Accountant Yuet Khwan Marshall, who specialises in forensic auditing, suggested at the city's Annual Plan hearings individual ratepayers should be given the option of paying off their portion of the capital cost of the stadium in one lump sum.
The council would receive cash up front, allowing it to reduce the loan and hence the amount of interest payable.
"By way of example, if a 20-year loan generated say $80 per year on an average rates bill, then a one-off payment of $1600 should be allowed to clear the stadium debt of that property."
Ratepayers paying a lump sum would benefit the council and wider community as it would lower the remaining debt for people who could not afford to pay it.
"It's a win-win."
Ms Marshall was submitting to the committee which has been hearing public submissions on the Dunedin City Council draft annual and long-term plan.
She said keeping the stadium debt in a 40-year loan would cost ratepayers an extra $113 million to $123 million in interest charges. That provided significant incentive to keep the loan on a 20-year term.
Councillors are to deliberate next week on the council's draft budgets, including on whether to reduce the loan period on the stadium debt to a 20-year loan.
Ms Marshall said she believed a small, but not insignificant percentage of ratepayers would be willing to pay their debt in a lump sum.
"Let those of us who are willing and able reduce the loan to a more manageable level."
Dunedin had a proud history of building up civic assets and this generation should not embark on the opposite course of needlessly building up debt to be funded by future citizens of the city.
"Not everyone may be able to do it, but give us the option. We're here to help."

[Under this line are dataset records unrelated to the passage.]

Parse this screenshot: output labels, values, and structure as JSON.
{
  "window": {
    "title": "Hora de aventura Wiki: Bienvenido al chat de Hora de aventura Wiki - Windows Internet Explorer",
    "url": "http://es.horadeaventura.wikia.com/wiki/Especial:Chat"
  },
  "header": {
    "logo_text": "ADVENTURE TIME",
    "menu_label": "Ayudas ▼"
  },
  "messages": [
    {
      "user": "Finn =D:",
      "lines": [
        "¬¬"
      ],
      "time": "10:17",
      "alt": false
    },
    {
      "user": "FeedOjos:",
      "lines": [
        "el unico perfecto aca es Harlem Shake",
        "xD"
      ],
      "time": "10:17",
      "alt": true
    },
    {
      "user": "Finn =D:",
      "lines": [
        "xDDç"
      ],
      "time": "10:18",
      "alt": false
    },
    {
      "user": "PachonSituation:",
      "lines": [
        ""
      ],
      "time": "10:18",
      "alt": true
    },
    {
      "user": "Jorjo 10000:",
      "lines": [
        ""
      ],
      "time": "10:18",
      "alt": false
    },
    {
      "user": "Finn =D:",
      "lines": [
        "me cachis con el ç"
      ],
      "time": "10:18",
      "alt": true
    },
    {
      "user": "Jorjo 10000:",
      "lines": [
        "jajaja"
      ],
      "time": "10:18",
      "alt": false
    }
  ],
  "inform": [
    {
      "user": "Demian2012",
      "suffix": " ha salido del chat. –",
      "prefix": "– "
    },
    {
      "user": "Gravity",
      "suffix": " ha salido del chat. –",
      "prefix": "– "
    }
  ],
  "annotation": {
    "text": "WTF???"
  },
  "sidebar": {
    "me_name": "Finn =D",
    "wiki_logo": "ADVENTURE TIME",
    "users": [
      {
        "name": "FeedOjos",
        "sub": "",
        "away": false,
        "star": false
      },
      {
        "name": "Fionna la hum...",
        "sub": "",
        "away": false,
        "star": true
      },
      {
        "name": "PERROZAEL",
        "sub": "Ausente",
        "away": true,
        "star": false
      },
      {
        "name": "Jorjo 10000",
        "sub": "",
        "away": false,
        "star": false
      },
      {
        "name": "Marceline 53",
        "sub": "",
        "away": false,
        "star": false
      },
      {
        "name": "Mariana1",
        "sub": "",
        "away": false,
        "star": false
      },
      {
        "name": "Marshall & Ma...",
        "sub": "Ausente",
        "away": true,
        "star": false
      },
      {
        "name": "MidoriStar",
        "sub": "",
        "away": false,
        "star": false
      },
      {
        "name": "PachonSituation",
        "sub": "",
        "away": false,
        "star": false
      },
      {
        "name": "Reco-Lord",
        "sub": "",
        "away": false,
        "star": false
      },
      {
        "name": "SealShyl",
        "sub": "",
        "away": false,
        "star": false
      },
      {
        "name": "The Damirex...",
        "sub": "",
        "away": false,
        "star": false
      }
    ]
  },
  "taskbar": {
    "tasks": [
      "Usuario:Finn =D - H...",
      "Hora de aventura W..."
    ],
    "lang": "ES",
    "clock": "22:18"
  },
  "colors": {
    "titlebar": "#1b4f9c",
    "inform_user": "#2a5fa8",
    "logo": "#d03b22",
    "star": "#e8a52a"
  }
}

Chairman of the hearings committee Mayor Dave Cull thanked Ms Marshall for her submission, which he said was "extremely novel".